At first, I was one of the many people who thought it wasn’t worse than the flu. But then Seattle and New York saw skyrocketing cases, deaths and despair. The City of Columbia issued its stay-at-home order followed by the state of Missouri. My mom left frantically, worried that domestic flights would be canceled. “Quarantine” and “social distancing” were not part of my carefully constructed maternity leave plan. Instead, we had to decide if we would still visit with my in-laws or take our toddler to daycare to maintain his normal routine.
At the bottom of the list: How would I take care of myself? So much for the long-awaited mimosas and brunch at the Meriwether Café in Rocheport. Jackson and I couldn’t meet other moms with newborns with the library shut down. I couldn’t treat myself to coffee with a friend when Lakota wasn’t allowed to let people dine in. Maternity leave was turning out worse the second time around.
After leaving my postpartum check-up — I bombed the anxiety test and requested an IUD because I wanted to avoid a third maternity leave — I knew I needed a new plan or I would feel like I was failing motherhood again. But what could I do during a pandemic that had shut down the entire country?
I’m a list-maker, so naturally, I started one. I asked my husband to help me find time to exercise. I requested family walks when the weather was nice. I relied on text messages and video chats to friends and family just to see a new face and hear a new voice. We took car rides around town and held dance parties in our living room. Still, I needed something more to keep myself sane.
I knew returning to work was an option and wanted to try part-time. Since everyone was stuck in their house during stay-at-home orders, I kept thinking I could work from home, feel a sense of accomplishment and get paid in the hours I wasn’t wiping spit-up off my floors or changing my shirt. It also granted me the opportunity to talk with other adults.

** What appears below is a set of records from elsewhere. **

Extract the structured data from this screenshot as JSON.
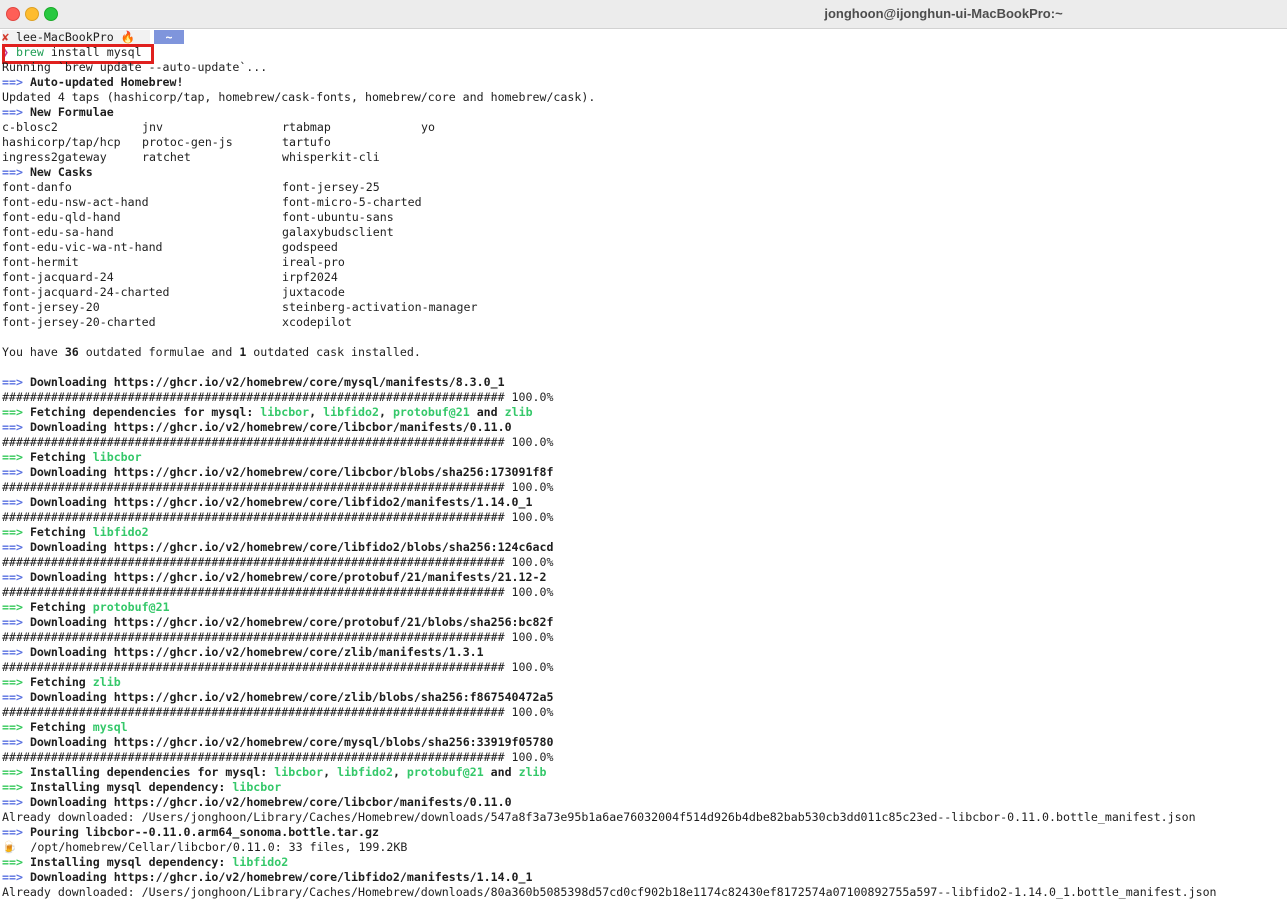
{
  "window": {
    "title": "jonghoon@ijonghun-ui-MacBookPro:~"
  },
  "prompt": {
    "status_icon": "✘",
    "host": "lee-MacBookPro",
    "fire": "🔥",
    "dir": "~"
  },
  "command": {
    "caret": "❯",
    "cmd": "brew",
    "args": " install mysql"
  },
  "lines": {
    "running": "Running `brew update --auto-update`...",
    "auto_updated": "Auto-updated Homebrew!",
    "updated_taps": "Updated 4 taps (hashicorp/tap, homebrew/cask-fonts, homebrew/core and homebrew/cask).",
    "new_formulae": "New Formulae",
    "new_casks": "New Casks",
    "outdated_1": "You have ",
    "outdated_2": "36",
    "outdated_3": " outdated formulae and ",
    "outdated_4": "1",
    "outdated_5": " outdated cask installed.",
    "arrow": "==>"
  },
  "formulae": [
    [
      "c-blosc2",
      "jnv",
      "rtabmap",
      "yo"
    ],
    [
      "hashicorp/tap/hcp",
      "protoc-gen-js",
      "tartufo",
      ""
    ],
    [
      "ingress2gateway",
      "ratchet",
      "whisperkit-cli",
      ""
    ]
  ],
  "casks": [
    [
      "font-danfo",
      "font-jersey-25"
    ],
    [
      "font-edu-nsw-act-hand",
      "font-micro-5-charted"
    ],
    [
      "font-edu-qld-hand",
      "font-ubuntu-sans"
    ],
    [
      "font-edu-sa-hand",
      "galaxybudsclient"
    ],
    [
      "font-edu-vic-wa-nt-hand",
      "godspeed"
    ],
    [
      "font-hermit",
      "ireal-pro"
    ],
    [
      "font-jacquard-24",
      "irpf2024"
    ],
    [
      "font-jacquard-24-charted",
      "juxtacode"
    ],
    [
      "font-jersey-20",
      "steinberg-activation-manager"
    ],
    [
      "font-jersey-20-charted",
      "xcodepilot"
    ]
  ],
  "download_log": [
    {
      "arrow_color": "blue",
      "parts": [
        {
          "t": "Downloading https://ghcr.io/v2/homebrew/core/mysql/manifests/8.3.0_1",
          "s": "b"
        }
      ]
    },
    {
      "progress": "100.0%"
    },
    {
      "arrow_color": "green",
      "parts": [
        {
          "t": "Fetching dependencies for mysql: ",
          "s": "b"
        },
        {
          "t": "libcbor",
          "s": "g"
        },
        {
          "t": ", ",
          "s": "b"
        },
        {
          "t": "libfido2",
          "s": "g"
        },
        {
          "t": ", ",
          "s": "b"
        },
        {
          "t": "protobuf@21",
          "s": "g"
        },
        {
          "t": " and ",
          "s": "b"
        },
        {
          "t": "zlib",
          "s": "g"
        }
      ]
    },
    {
      "arrow_color": "blue",
      "parts": [
        {
          "t": "Downloading https://ghcr.io/v2/homebrew/core/libcbor/manifests/0.11.0",
          "s": "b"
        }
      ]
    },
    {
      "progress": "100.0%"
    },
    {
      "arrow_color": "green",
      "parts": [
        {
          "t": "Fetching ",
          "s": "b"
        },
        {
          "t": "libcbor",
          "s": "g"
        }
      ]
    },
    {
      "arrow_color": "blue",
      "parts": [
        {
          "t": "Downloading https://ghcr.io/v2/homebrew/core/libcbor/blobs/sha256:173091f8f",
          "s": "b"
        }
      ]
    },
    {
      "progress": "100.0%"
    },
    {
      "arrow_color": "blue",
      "parts": [
        {
          "t": "Downloading https://ghcr.io/v2/homebrew/core/libfido2/manifests/1.14.0_1",
          "s": "b"
        }
      ]
    },
    {
      "progress": "100.0%"
    },
    {
      "arrow_color": "green",
      "parts": [
        {
          "t": "Fetching ",
          "s": "b"
        },
        {
          "t": "libfido2",
          "s": "g"
        }
      ]
    },
    {
      "arrow_color": "blue",
      "parts": [
        {
          "t": "Downloading https://ghcr.io/v2/homebrew/core/libfido2/blobs/sha256:124c6acd",
          "s": "b"
        }
      ]
    },
    {
      "progress": "100.0%"
    },
    {
      "arrow_color": "blue",
      "parts": [
        {
          "t": "Downloading https://ghcr.io/v2/homebrew/core/protobuf/21/manifests/21.12-2",
          "s": "b"
        }
      ]
    },
    {
      "progress": "100.0%"
    },
    {
      "arrow_color": "green",
      "parts": [
        {
          "t": "Fetching ",
          "s": "b"
        },
        {
          "t": "protobuf@21",
          "s": "g"
        }
      ]
    },
    {
      "arrow_color": "blue",
      "parts": [
        {
          "t": "Downloading https://ghcr.io/v2/homebrew/core/protobuf/21/blobs/sha256:bc82f",
          "s": "b"
        }
      ]
    },
    {
      "progress": "100.0%"
    },
    {
      "arrow_color": "blue",
      "parts": [
        {
          "t": "Downloading https://ghcr.io/v2/homebrew/core/zlib/manifests/1.3.1",
          "s": "b"
        }
      ]
    },
    {
      "progress": "100.0%"
    },
    {
      "arrow_color": "green",
      "parts": [
        {
          "t": "Fetching ",
          "s": "b"
        },
        {
          "t": "zlib",
          "s": "g"
        }
      ]
    },
    {
      "arrow_color": "blue",
      "parts": [
        {
          "t": "Downloading https://ghcr.io/v2/homebrew/core/zlib/blobs/sha256:f867540472a5",
          "s": "b"
        }
      ]
    },
    {
      "progress": "100.0%"
    },
    {
      "arrow_color": "green",
      "parts": [
        {
          "t": "Fetching ",
          "s": "b"
        },
        {
          "t": "mysql",
          "s": "g"
        }
      ]
    },
    {
      "arrow_color": "blue",
      "parts": [
        {
          "t": "Downloading https://ghcr.io/v2/homebrew/core/mysql/blobs/sha256:33919f05780",
          "s": "b"
        }
      ]
    },
    {
      "progress": "100.0%"
    },
    {
      "arrow_color": "green",
      "parts": [
        {
          "t": "Installing dependencies for mysql: ",
          "s": "b"
        },
        {
          "t": "libcbor",
          "s": "g"
        },
        {
          "t": ", ",
          "s": "b"
        },
        {
          "t": "libfido2",
          "s": "g"
        },
        {
          "t": ", ",
          "s": "b"
        },
        {
          "t": "protobuf@21",
          "s": "g"
        },
        {
          "t": " and ",
          "s": "b"
        },
        {
          "t": "zlib",
          "s": "g"
        }
      ]
    },
    {
      "arrow_color": "green",
      "parts": [
        {
          "t": "Installing mysql dependency: ",
          "s": "b"
        },
        {
          "t": "libcbor",
          "s": "g"
        }
      ]
    },
    {
      "arrow_color": "blue",
      "parts": [
        {
          "t": "Downloading https://ghcr.io/v2/homebrew/core/libcbor/manifests/0.11.0",
          "s": "b"
        }
      ]
    },
    {
      "plain": "Already downloaded: /Users/jonghoon/Library/Caches/Homebrew/downloads/547a8f3a73e95b1a6ae76032004f514d926b4dbe82bab530cb3dd011c85c23ed--libcbor-0.11.0.bottle_manifest.json"
    },
    {
      "arrow_color": "blue",
      "parts": [
        {
          "t": "Pouring libcbor--0.11.0.arm64_sonoma.bottle.tar.gz",
          "s": "b"
        }
      ]
    },
    {
      "plain": "🍺  /opt/homebrew/Cellar/libcbor/0.11.0: 33 files, 199.2KB"
    },
    {
      "arrow_color": "green",
      "parts": [
        {
          "t": "Installing mysql dependency: ",
          "s": "b"
        },
        {
          "t": "libfido2",
          "s": "g"
        }
      ]
    },
    {
      "arrow_color": "blue",
      "parts": [
        {
          "t": "Downloading https://ghcr.io/v2/homebrew/core/libfido2/manifests/1.14.0_1",
          "s": "b"
        }
      ]
    },
    {
      "plain": "Already downloaded: /Users/jonghoon/Library/Caches/Homebrew/downloads/80a360b5085398d57cd0cf902b18e1174c82430ef8172574a07100892755a597--libfido2-1.14.0_1.bottle_manifest.json"
    }
  ],
  "colors": {
    "arrow_blue": "#5870e0",
    "arrow_green": "#33c95a",
    "highlight_green": "#35c86a",
    "annotation_red": "#e0201e"
  }
}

From my perspective, it was a win-win situation and certainly helped me mentally.
Staying optimistic was a saving grace for me. I tried to identify a few things each day I was grateful for: a sunny day, a hot shower uninterrupted by baby cries, a grocery story that actually had toilet paper in stock.
I also found that being stuck at home with my husband and newborn brought us closer. While he worked from home, he had a first-hand glimpse into how difficult it can be to care for a colicky newborn 24 hours a day. Life at home wasn’t just reruns of “The Office” or sleeping when the baby slept. Him being home also allowed me some extra time for self-care, which I desperately desired. Whether it was an additional five minutes to finish folding laundry or a 30-minute reprieve to read the next chapter in my novel, he tried to give me breaks to help maintain my mental health.
Looking back, the last three months haven’t been easy. We’ve been challenged, but I am happy we’ve bonded as a family and I am grateful for our health and financial stability. And as we learn what life will look like after this pandemic, I hope one day we’ll laugh as we read Jackson’s baby book, reminiscing what life was like during quarantine.